The UK’s Competition and Markets Authority (CMA) is the primary regulatory agency responsible for enforcing competition law in the UK. The CMA has published guidelines on agreements and concerted practices, which outline the legal framework for businesses operating in the UK.
An agreement is defined as any form of cooperation between two or more parties that may affect competition. This can include formal and informal agreements, such as contracts, verbal agreements, and letters of intent. The CMA has stated that agreements can be either lawful or unlawful, depending on their effects on competition.
Lawful agreements are those that enhance competition and create benefits for consumers. Examples of lawful agreements include joint ventures, franchising agreements, and exclusive distribution agreements that lead to efficiencies and lower prices for consumers.
Unlawful agreements are those that harm competition and result in higher prices or reduced choice for consumers.

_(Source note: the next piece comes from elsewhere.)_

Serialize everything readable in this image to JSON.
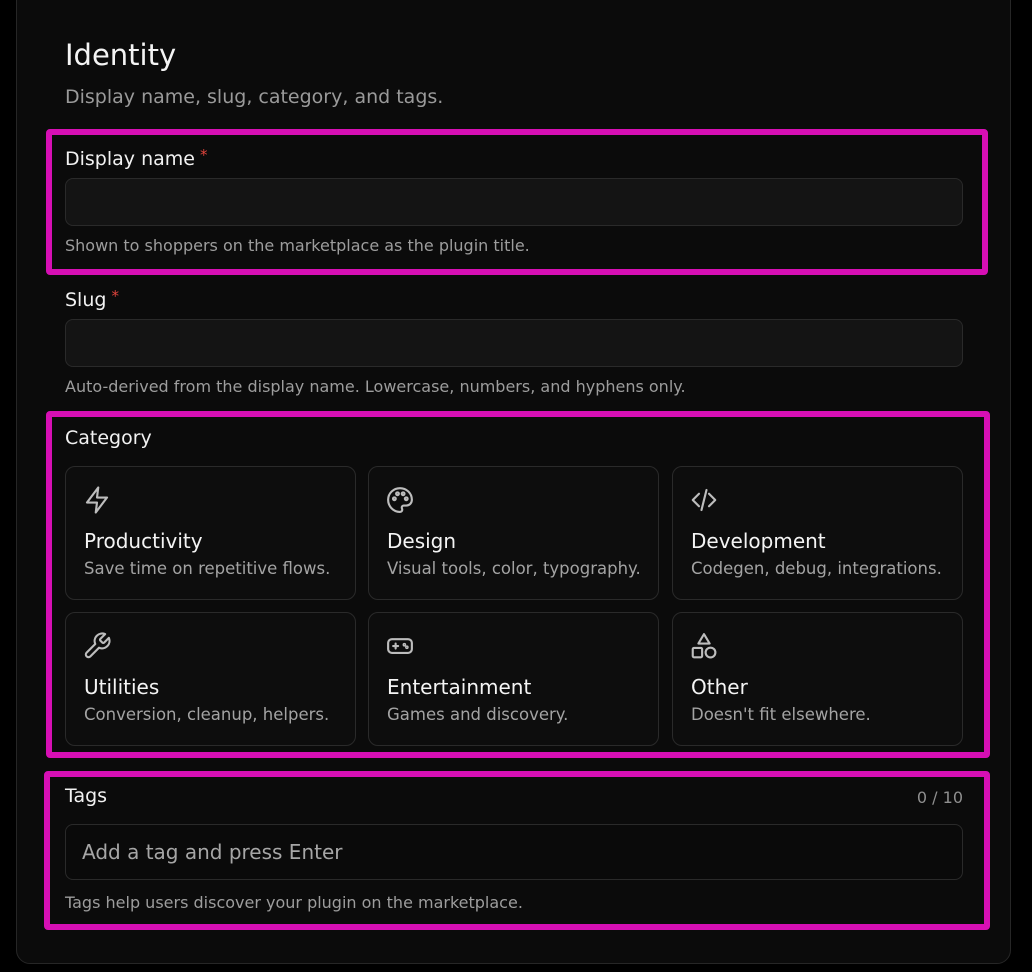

Examples of unlawful agreements include price fixing, market sharing, and bid rigging.
Concerted practices refer to informal cooperation between businesses that may affect competition. Unlike agreements, concerted practices do not require an explicit agreement between parties. They can arise through a pattern of conduct, an exchange of information, or through a common understanding between businesses.
The CMA has highlighted some examples of concerted practices, such as:

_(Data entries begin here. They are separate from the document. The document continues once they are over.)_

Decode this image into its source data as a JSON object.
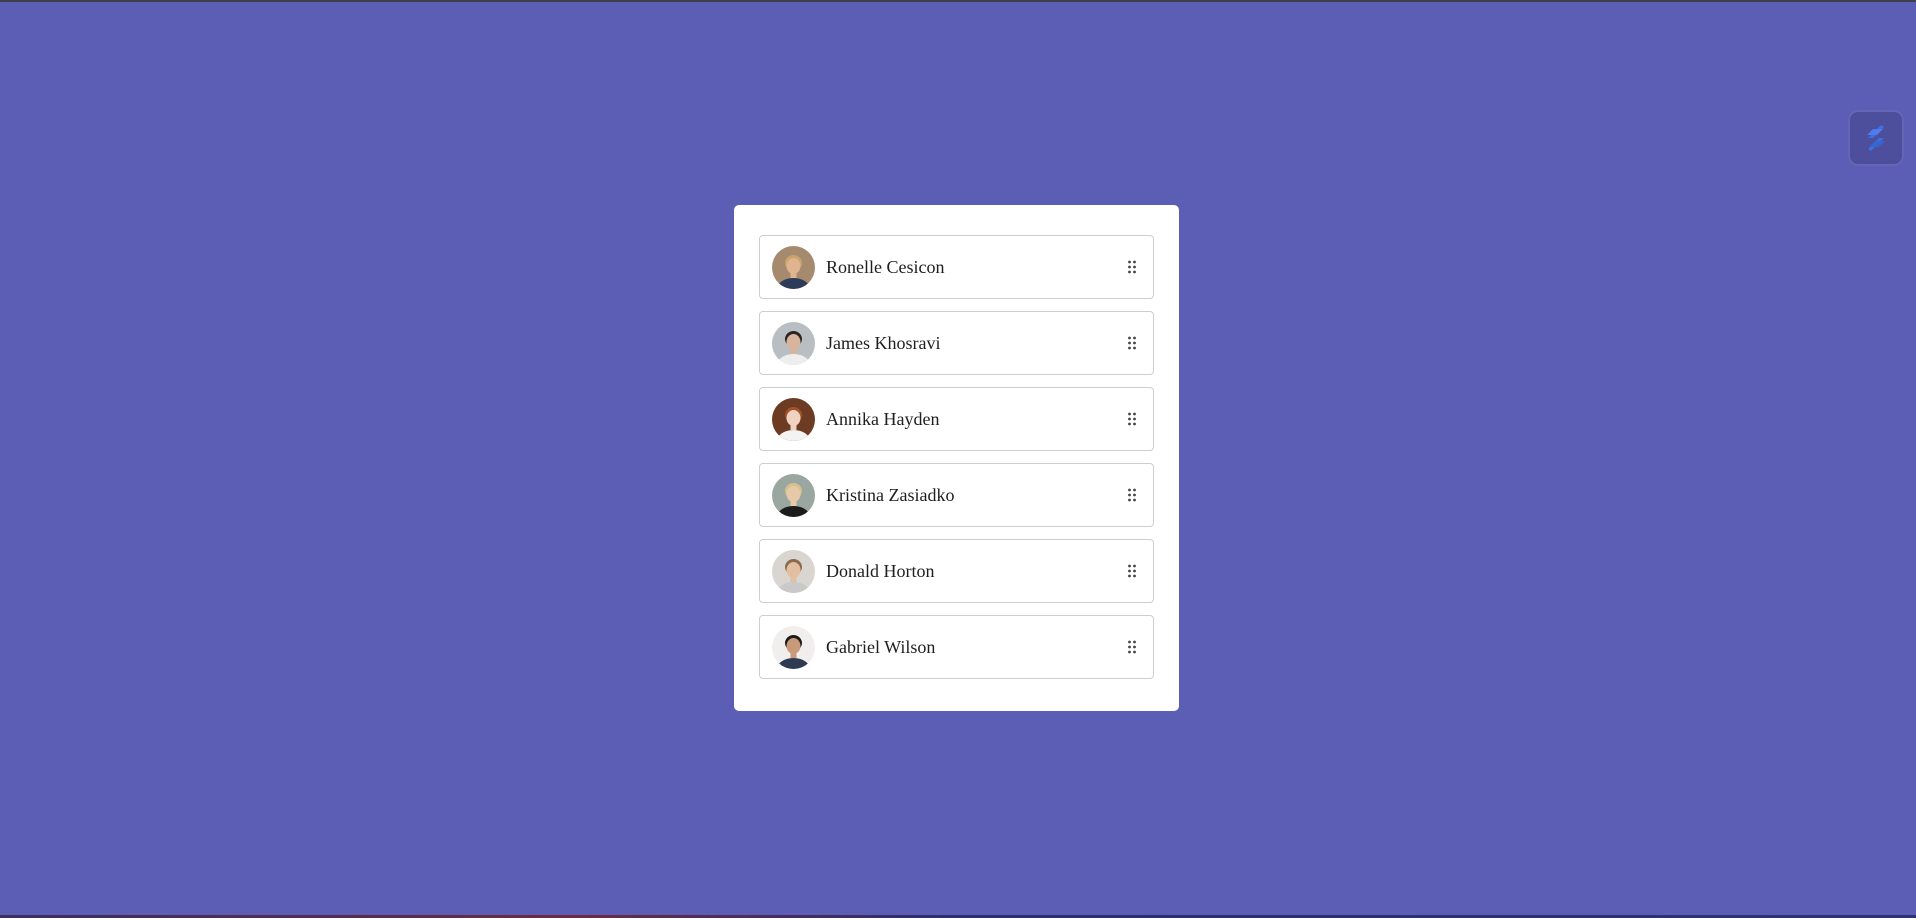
{
  "list": {
    "items": [
      {
        "name": "Ronelle Cesicon",
        "avatar_icon": "avatar-photo-icon",
        "bg": "#a58a6e",
        "skin": "#e0b48e",
        "hair": "#c9a46c",
        "shirt": "#2c3b5a"
      },
      {
        "name": "James Khosravi",
        "avatar_icon": "avatar-photo-icon",
        "bg": "#b9bec3",
        "skin": "#d8b49a",
        "hair": "#2a2422",
        "shirt": "#eeeeee"
      },
      {
        "name": "Annika Hayden",
        "avatar_icon": "avatar-photo-icon",
        "bg": "#6d3a22",
        "skin": "#f0d2c0",
        "hair": "#a2532c",
        "shirt": "#f3f3f3"
      },
      {
        "name": "Kristina Zasiadko",
        "avatar_icon": "avatar-photo-icon",
        "bg": "#9aa6a0",
        "skin": "#e6c9a8",
        "hair": "#d8c08a",
        "shirt": "#1b1b1b"
      },
      {
        "name": "Donald Horton",
        "avatar_icon": "avatar-photo-icon",
        "bg": "#d9d6d2",
        "skin": "#e3bea0",
        "hair": "#8a6a4a",
        "shirt": "#c9c9c9"
      },
      {
        "name": "Gabriel Wilson",
        "avatar_icon": "avatar-photo-icon",
        "bg": "#f1efee",
        "skin": "#c99a7a",
        "hair": "#1c1a19",
        "shirt": "#2d3a52"
      }
    ],
    "handle_icon": "drag-handle-icon"
  },
  "fab": {
    "icon": "stripe-logo-icon",
    "color": "#3d6fe0"
  },
  "colors": {
    "background": "#5b5eb4",
    "card": "#ffffff",
    "border": "#cfcfcf",
    "text": "#1e1e1e"
  }
}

– An exchange of price information between businesses that leads to coordinated pricing
– A group of businesses agreeing to boycott a supplier
– A group of businesses agreeing to restrict output or production to increase prices

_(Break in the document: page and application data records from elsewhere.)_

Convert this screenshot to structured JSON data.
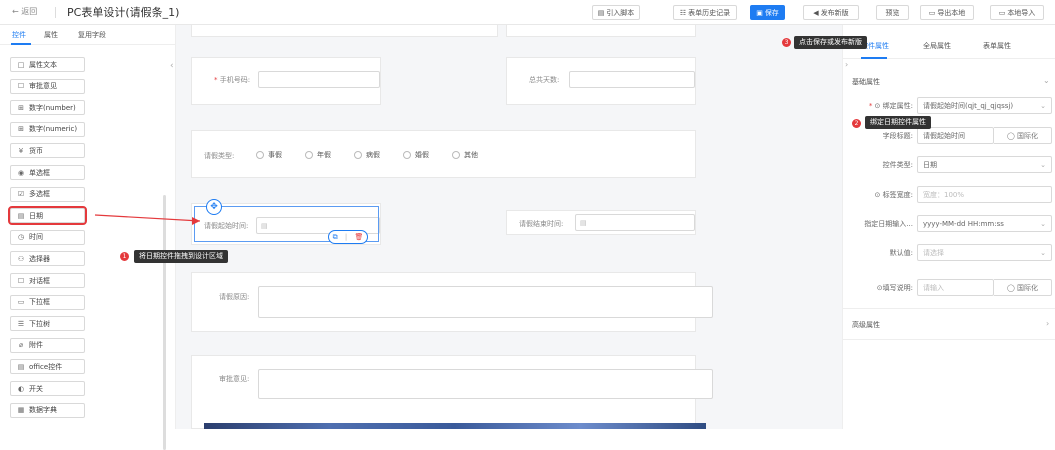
{
  "header": {
    "back_label": "← 返回",
    "title": "PC表单设计(请假条_1)",
    "buttons": {
      "import_script": "引入脚本",
      "history": "表单历史记录",
      "save": "保存",
      "publish": "发布新版",
      "preview": "预览",
      "export_local": "导出本地",
      "import_local": "本地导入"
    }
  },
  "left_panel": {
    "tabs": [
      "控件",
      "属性",
      "复用字段"
    ],
    "components": [
      {
        "icon": "□",
        "label": "属性文本"
      },
      {
        "icon": "☐",
        "label": "审批意见"
      },
      {
        "icon": "⊞",
        "label": "数字(number)"
      },
      {
        "icon": "⊞",
        "label": "数字(numeric)"
      },
      {
        "icon": "¥",
        "label": "货币"
      },
      {
        "icon": "◉",
        "label": "单选框"
      },
      {
        "icon": "☑",
        "label": "多选框"
      },
      {
        "icon": "▤",
        "label": "日期"
      },
      {
        "icon": "◷",
        "label": "时间"
      },
      {
        "icon": "⚇",
        "label": "选择器"
      },
      {
        "icon": "☐",
        "label": "对话框"
      },
      {
        "icon": "▭",
        "label": "下拉框"
      },
      {
        "icon": "☰",
        "label": "下拉树"
      },
      {
        "icon": "⌀",
        "label": "附件"
      },
      {
        "icon": "▤",
        "label": "office控件"
      },
      {
        "icon": "◐",
        "label": "开关"
      },
      {
        "icon": "▦",
        "label": "数据字典"
      }
    ]
  },
  "canvas": {
    "phone_label": "手机号码:",
    "total_days_label": "总共天数:",
    "leave_type_label": "请假类型:",
    "leave_types": [
      "事假",
      "年假",
      "病假",
      "婚假",
      "其他"
    ],
    "start_time_label": "请假起始时间:",
    "end_time_label": "请假结束时间:",
    "reason_label": "请假原因:",
    "approval_label": "审批意见:",
    "required_mark": "*"
  },
  "right_panel": {
    "tabs": [
      "控件属性",
      "全局属性",
      "表单属性"
    ],
    "basic_section": "基础属性",
    "advanced_section": "高级属性",
    "props": {
      "bind_label": "⊙ 绑定属性:",
      "bind_value": "请假起始时间(qjt_qj_qjqssj)",
      "field_title_label": "字段标题:",
      "field_title_value": "请假起始时间",
      "i18n_btn": "◯ 国际化",
      "control_type_label": "控件类型:",
      "control_type_value": "日期",
      "label_width_label": "⊙ 标签宽度:",
      "label_width_placeholder": "宽度：100%",
      "date_format_label": "指定日期输入...",
      "date_format_value": "yyyy-MM-dd HH:mm:ss",
      "default_label": "默认值:",
      "default_placeholder": "请选择",
      "help_label": "⊙填写说明:",
      "help_placeholder": "请输入"
    }
  },
  "annotations": {
    "step1": {
      "num": "1",
      "text": "将日期控件拖拽到设计区域"
    },
    "step2": {
      "num": "2",
      "text": "绑定日期控件属性"
    },
    "step3": {
      "num": "3",
      "text": "点击保存或发布新版"
    }
  },
  "colors": {
    "primary": "#1e7cf2",
    "annotation_red": "#e4393c"
  }
}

Like agreements, concerted practices can be either lawful or unlawful. Lawful concerted practices may arise from legitimate collaboration between businesses that leads to improved efficiency and lower costs for consumers. On the other hand, unlawful concerted practices can have an adverse effect on competition and lead to higher prices or reduced choice for consumers.
The CMA is responsible for enforcing competition law in the UK. The CMA has the power to investigate agreements and concerted practices that may harm competition and have a negative impact on consumers. If the CMA finds that an agreement or concerted practice is unlawful, it may impose fines, issue cease and desist orders, and take legal action against the parties involved.
Businesses operating in the UK must be aware of the CMA guidelines on agreements and concerted practices. By understanding the legal framework for cooperation between businesses, companies can ensure that they comply with competition law and avoid legal action from the CMA. By promoting competition and consumer welfare, businesses can contribute to a healthy and vibrant UK economy.